HBA honorary secretary-general Chang Kim Loong told The Malaysian Insider that the issue of prohibiting “foreigners” was unacceptable.
“There are plenty of foreign-owned condominiums and resorts in Langkawi. They could retaliate by banning locals. There should not be any profiling,” he said.
Chang said that there was no law from prohibiting foreigners from renting or staying at condominiums or other properties.
“If any by-laws were passed at the condominium’s annual general meeting (AGM) then they must be consistent with the Strata Management Regulations 2015 and subservient to the local council’s laws,” he said.
Yesterday, The Malaysian Insider reported that the Alam Prima management had said that it was not against foreigners living in the units there, despite displaying a banner over its main entrance clearly stating that foreigners were not welcome.
Alam Prima joint-management body (JMB) committee member Norhayaty Ariffin said that foreigners were allowed to stay but only for a short period of time.
“Foreigners can stay here as a guest but not for more than three months,” she said about banner over the lobby of the condominium, which stated: “‘Foreigner’, you are not welcome to stay here…!”
Norhayaty said that the banner would stay where it was and, if anyone had enquiries, they could contact the management office.

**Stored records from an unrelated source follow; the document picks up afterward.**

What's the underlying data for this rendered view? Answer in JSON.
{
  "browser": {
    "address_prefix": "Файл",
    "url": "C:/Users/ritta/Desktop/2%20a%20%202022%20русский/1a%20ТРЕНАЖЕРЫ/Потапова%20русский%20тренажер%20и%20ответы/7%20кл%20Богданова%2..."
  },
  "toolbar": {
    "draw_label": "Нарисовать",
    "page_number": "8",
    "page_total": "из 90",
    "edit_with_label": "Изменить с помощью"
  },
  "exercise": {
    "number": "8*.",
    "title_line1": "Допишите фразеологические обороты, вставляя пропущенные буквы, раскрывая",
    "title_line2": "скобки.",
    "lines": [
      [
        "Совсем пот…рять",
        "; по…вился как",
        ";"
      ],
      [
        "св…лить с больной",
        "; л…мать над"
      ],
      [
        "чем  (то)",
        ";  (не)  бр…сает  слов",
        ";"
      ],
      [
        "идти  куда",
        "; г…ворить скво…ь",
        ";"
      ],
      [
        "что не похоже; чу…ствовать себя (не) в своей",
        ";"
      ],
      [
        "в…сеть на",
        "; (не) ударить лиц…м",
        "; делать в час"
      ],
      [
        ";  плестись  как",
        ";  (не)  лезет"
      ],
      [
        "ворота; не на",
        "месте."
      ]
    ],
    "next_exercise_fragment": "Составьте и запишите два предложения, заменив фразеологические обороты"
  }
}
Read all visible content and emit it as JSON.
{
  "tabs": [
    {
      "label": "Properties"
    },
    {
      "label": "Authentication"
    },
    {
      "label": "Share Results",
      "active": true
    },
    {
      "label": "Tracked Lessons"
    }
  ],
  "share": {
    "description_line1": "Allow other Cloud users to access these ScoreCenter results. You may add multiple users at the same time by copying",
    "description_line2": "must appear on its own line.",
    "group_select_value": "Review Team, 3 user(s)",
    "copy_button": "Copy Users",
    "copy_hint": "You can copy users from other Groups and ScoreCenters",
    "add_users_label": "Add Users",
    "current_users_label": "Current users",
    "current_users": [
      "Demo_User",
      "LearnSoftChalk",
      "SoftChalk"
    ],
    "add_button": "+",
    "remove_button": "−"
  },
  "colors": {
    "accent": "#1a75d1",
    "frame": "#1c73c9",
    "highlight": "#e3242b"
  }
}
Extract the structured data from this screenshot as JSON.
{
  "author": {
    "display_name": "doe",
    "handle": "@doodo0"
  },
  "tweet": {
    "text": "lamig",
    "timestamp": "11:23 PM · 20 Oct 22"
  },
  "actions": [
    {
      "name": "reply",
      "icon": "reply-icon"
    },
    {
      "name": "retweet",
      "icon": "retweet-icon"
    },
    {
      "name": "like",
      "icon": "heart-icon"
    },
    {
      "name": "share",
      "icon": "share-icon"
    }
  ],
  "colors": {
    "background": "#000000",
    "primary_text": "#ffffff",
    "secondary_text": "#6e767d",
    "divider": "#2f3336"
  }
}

“The banner was put up by the JMB together with the community here in 2012 when the tenants took vacant possession of their units,” she had said, adding that the no-foreigner policy was implemented to avoid foreigners being culturally insensitive towards the building’s 98% Malay-bumiputera community.
Chang said that commissioner of buildings (COB), also the mayor of Shah Alam, could take action against the JMB.
“The COB could haul up the JMB. The COB could also seek legal recourse at the Strata Management Tribunal to invalidate any ‘resolutions’ passed prohibiting the foreigners from staying at the units,” he said.
Chang also said that turning units into hostels was also prohibited.
“No property, whether landed or stratified, can be converted to a hostel without prior approval from local council,” he said.